### REQUIREMENT
In the entries below, find each line bearing the string "Desktop" and copy it.

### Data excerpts
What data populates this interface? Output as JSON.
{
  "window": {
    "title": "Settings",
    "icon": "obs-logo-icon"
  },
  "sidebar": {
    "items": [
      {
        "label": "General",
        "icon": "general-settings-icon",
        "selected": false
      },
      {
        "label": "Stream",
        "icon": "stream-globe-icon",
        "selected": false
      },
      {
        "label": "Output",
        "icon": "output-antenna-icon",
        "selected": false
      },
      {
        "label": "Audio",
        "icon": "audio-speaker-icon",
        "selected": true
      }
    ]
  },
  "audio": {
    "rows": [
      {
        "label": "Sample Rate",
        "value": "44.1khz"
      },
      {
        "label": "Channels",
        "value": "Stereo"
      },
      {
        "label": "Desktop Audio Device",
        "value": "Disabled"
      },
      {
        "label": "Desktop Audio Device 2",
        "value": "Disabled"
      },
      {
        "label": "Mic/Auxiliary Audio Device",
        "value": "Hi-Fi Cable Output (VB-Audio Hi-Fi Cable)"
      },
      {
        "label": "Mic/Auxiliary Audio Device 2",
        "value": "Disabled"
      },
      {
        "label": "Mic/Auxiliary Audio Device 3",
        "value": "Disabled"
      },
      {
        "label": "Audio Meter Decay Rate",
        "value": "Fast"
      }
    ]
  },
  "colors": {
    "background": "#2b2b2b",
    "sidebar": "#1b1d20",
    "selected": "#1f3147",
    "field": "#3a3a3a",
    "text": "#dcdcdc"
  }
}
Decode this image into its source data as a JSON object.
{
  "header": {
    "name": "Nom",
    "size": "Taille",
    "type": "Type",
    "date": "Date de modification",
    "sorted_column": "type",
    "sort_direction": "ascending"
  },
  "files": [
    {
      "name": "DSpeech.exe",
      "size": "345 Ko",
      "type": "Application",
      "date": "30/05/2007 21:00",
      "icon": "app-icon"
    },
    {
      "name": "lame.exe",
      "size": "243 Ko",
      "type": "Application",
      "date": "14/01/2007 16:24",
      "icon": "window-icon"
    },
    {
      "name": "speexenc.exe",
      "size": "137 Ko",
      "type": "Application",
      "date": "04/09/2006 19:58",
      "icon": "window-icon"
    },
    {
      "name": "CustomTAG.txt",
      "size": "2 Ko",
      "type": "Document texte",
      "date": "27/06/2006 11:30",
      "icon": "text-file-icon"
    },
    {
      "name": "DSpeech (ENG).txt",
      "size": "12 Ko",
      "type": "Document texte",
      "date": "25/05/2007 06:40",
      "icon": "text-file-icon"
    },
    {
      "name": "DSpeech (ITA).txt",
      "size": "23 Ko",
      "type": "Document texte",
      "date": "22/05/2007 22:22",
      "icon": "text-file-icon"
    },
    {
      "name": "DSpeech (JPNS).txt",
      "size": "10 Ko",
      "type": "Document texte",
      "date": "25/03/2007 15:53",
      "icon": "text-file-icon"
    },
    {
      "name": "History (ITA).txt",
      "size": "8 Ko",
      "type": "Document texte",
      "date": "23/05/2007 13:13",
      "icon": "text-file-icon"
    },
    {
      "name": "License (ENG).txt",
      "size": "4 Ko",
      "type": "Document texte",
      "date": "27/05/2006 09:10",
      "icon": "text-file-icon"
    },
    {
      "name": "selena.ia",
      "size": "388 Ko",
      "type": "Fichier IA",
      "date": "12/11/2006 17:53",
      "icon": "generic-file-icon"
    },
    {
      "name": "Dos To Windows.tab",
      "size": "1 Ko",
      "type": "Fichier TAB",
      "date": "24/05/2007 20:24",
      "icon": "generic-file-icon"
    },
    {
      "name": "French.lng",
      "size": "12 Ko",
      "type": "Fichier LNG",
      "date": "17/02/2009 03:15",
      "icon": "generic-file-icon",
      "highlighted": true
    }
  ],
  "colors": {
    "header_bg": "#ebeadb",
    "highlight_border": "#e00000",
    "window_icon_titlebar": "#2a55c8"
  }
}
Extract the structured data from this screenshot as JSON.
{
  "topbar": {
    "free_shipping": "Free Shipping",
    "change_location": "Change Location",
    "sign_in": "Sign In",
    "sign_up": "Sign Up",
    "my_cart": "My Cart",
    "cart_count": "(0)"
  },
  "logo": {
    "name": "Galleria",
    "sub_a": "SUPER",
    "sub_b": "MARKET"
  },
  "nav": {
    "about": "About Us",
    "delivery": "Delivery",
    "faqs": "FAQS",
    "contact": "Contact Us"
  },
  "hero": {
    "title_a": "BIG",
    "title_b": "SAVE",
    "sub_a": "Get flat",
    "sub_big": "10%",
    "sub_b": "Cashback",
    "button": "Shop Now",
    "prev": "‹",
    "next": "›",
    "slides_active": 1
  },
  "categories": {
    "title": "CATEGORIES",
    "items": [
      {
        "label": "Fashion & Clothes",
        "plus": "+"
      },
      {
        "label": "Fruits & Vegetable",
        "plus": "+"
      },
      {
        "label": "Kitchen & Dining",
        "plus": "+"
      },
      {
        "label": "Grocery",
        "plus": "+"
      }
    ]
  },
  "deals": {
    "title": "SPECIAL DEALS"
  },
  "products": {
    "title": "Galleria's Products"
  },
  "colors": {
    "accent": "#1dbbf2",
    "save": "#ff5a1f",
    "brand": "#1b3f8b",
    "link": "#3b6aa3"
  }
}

### RESULT FOR THIS TASK
        "label": "Desktop Audio Device",
        "label": "Desktop Audio Device 2",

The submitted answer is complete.